◆ Exercise requirements ◆
Copy out the final stretch of the listing: the line that contains "Read all visible content and emit it as JSON." and all lines after it, exactly as they appear.

====

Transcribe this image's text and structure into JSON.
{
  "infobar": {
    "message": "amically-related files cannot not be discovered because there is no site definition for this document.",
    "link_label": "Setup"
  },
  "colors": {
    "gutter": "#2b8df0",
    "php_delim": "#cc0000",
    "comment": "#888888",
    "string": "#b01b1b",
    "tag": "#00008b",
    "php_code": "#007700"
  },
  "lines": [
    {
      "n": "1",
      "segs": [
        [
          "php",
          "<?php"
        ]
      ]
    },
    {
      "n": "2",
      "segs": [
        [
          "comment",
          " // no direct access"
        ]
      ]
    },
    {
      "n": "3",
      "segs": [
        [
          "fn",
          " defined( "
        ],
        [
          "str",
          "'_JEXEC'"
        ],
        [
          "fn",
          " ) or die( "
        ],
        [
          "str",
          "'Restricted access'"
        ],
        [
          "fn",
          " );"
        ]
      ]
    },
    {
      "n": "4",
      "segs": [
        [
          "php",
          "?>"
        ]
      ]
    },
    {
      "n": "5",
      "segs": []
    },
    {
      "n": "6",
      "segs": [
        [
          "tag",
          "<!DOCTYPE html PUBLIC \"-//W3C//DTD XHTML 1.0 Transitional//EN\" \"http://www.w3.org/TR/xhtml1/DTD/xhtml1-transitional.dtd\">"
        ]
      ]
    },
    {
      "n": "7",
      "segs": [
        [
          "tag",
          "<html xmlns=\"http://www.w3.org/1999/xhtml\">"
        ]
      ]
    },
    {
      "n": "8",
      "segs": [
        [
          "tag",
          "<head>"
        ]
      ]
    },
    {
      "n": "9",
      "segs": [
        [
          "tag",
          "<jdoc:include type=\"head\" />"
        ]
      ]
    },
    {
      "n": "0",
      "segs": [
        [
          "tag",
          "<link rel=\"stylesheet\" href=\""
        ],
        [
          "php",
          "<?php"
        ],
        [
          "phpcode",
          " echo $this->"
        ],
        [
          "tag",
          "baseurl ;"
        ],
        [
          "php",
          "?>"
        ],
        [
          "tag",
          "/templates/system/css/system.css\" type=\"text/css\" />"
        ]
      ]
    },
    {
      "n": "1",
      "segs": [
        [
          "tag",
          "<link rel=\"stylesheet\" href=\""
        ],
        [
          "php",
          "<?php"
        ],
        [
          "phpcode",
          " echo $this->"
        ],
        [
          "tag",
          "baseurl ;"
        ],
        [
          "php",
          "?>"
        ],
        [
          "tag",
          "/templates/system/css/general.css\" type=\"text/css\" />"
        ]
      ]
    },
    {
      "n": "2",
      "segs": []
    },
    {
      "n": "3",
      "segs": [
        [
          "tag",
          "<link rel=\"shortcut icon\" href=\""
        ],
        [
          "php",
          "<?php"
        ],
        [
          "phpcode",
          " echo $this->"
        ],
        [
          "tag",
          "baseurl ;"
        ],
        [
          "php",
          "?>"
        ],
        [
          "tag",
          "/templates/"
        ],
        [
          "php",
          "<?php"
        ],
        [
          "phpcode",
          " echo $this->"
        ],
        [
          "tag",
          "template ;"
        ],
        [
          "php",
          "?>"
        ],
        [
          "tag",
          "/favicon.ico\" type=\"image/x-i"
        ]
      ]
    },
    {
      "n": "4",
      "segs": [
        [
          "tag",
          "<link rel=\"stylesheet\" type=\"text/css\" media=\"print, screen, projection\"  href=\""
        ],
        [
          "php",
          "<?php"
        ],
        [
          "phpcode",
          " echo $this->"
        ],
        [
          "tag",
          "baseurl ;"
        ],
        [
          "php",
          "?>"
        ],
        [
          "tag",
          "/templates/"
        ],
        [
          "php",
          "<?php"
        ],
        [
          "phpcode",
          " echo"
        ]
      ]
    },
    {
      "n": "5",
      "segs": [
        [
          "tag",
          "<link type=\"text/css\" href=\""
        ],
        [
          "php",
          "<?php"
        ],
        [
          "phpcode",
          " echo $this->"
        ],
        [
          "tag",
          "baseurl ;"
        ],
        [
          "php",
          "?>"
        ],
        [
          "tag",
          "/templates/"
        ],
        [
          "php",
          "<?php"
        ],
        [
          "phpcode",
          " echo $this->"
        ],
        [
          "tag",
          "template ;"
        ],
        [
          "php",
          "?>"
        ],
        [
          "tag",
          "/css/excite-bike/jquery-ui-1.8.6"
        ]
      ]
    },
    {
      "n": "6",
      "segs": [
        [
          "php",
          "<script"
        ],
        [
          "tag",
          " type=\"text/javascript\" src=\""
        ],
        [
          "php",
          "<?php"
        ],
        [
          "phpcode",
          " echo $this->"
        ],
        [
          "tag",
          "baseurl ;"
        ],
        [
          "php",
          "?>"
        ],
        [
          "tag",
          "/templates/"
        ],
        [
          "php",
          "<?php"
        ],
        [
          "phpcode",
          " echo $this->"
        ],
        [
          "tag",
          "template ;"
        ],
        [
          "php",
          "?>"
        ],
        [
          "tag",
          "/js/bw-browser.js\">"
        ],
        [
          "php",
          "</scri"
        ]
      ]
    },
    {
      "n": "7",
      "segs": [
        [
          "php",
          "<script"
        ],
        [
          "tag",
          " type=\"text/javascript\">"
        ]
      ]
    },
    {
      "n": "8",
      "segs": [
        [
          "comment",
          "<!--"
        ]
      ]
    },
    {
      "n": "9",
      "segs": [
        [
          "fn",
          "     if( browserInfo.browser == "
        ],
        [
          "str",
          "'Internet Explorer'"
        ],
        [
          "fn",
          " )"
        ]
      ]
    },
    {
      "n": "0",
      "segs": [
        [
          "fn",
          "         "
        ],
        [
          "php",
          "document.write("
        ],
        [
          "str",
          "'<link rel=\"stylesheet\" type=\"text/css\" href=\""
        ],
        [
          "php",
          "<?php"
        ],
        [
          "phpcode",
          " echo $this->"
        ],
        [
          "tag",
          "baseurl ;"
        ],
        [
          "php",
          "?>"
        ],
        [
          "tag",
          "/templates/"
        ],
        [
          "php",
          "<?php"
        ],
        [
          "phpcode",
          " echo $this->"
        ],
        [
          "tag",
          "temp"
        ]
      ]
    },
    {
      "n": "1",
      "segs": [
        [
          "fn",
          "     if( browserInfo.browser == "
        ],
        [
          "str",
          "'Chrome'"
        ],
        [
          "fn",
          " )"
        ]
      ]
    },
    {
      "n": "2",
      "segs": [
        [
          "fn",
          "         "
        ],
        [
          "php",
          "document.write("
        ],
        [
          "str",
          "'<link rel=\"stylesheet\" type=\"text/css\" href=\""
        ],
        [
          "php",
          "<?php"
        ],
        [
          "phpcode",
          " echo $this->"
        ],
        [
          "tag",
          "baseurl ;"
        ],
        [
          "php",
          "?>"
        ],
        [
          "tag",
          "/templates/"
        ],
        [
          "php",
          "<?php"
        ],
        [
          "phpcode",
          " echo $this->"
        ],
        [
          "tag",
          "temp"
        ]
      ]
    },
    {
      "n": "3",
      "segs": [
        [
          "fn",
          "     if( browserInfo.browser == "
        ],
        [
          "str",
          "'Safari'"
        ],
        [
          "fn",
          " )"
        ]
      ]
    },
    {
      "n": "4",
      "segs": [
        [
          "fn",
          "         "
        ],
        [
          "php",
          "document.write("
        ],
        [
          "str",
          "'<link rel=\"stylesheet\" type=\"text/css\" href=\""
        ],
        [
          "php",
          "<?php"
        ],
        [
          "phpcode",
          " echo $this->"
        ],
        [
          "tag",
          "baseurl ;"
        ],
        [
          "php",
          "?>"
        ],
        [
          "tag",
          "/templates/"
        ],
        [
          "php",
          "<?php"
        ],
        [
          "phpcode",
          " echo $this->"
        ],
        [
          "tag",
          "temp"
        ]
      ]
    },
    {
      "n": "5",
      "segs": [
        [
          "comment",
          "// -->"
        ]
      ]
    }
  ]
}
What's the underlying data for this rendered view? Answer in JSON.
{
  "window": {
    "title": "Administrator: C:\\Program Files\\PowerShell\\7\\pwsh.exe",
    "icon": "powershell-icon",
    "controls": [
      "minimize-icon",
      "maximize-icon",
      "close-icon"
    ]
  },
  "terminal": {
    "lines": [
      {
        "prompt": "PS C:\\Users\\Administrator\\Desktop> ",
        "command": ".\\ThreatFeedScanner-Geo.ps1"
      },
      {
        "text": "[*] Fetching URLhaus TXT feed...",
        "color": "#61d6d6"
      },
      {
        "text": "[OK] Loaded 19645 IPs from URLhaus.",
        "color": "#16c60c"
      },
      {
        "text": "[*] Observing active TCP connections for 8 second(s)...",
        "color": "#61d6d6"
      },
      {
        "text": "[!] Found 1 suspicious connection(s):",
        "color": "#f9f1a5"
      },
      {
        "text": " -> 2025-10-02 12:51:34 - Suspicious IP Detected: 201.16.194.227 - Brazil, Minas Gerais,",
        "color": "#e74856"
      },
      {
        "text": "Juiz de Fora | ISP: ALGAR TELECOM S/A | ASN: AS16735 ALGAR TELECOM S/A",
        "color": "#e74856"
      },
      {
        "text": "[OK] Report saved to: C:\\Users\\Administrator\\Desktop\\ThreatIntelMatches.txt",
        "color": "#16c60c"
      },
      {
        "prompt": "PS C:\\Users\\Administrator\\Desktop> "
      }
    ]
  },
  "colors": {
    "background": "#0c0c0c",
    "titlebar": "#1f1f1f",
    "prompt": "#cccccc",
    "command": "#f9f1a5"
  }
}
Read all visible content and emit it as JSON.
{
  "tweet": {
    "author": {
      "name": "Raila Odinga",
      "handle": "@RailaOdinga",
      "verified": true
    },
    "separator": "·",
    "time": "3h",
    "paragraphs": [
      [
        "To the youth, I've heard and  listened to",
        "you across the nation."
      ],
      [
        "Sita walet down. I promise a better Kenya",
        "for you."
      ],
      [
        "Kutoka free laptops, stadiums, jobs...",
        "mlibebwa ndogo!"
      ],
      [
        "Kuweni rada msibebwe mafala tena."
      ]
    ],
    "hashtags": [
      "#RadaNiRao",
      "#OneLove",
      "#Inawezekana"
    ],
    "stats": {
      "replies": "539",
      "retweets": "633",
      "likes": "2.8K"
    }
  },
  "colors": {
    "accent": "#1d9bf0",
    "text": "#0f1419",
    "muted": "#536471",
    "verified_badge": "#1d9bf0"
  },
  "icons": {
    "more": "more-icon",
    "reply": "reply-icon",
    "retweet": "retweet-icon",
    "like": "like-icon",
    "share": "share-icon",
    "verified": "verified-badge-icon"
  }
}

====

◆ Your response ◆
Read all visible content and emit it as JSON.
{
  "tweet": {
    "author": {
      "name": "Raila Odinga",
      "handle": "@RailaOdinga",
      "verified": true
    },
    "separator": "·",
    "time": "3h",
    "paragraphs": [
      [
        "To the youth, I've heard and  listened to",
        "you across the nation."
      ],
      [
        "Sita walet down. I promise a better Kenya",
        "for you."
      ],
      [
        "Kutoka free laptops, stadiums, jobs...",
        "mlibebwa ndogo!"
      ],
      [
        "Kuweni rada msibebwe mafala tena."
      ]
    ],
    "hashtags": [
      "#RadaNiRao",
      "#OneLove",
      "#Inawezekana"
    ],
    "stats": {
      "replies": "539",
      "retweets": "633",
      "likes": "2.8K"
    }
  },
  "colors": {
    "accent": "#1d9bf0",
    "text": "#0f1419",
    "muted": "#536471",
    "verified_badge": "#1d9bf0"
  },
  "icons": {
    "more": "more-icon",
    "reply": "reply-icon",
    "retweet": "retweet-icon",
    "like": "like-icon",
    "share": "share-icon",
    "verified": "verified-badge-icon"
  }
}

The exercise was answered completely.